▶ _Work instruction_
An exact reproduction of all entries is required.

[Dataset rows for apps and sites]
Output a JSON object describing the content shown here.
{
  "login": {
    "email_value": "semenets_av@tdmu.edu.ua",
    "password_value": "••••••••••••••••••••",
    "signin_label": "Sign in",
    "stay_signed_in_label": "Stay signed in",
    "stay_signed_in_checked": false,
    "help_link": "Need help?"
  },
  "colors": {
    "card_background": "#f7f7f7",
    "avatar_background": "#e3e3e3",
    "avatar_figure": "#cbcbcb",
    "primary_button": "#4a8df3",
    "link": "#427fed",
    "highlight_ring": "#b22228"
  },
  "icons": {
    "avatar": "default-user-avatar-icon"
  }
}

▶ _Solution to this task_
Output a JSON object describing the content shown here.
{
  "login": {
    "email_value": "semenets_av@tdmu.edu.ua",
    "password_value": "••••••••••••••••••••",
    "signin_label": "Sign in",
    "stay_signed_in_label": "Stay signed in",
    "stay_signed_in_checked": false,
    "help_link": "Need help?"
  },
  "colors": {
    "card_background": "#f7f7f7",
    "avatar_background": "#e3e3e3",
    "avatar_figure": "#cbcbcb",
    "primary_button": "#4a8df3",
    "link": "#427fed",
    "highlight_ring": "#b22228"
  },
  "icons": {
    "avatar": "default-user-avatar-icon"
  }
}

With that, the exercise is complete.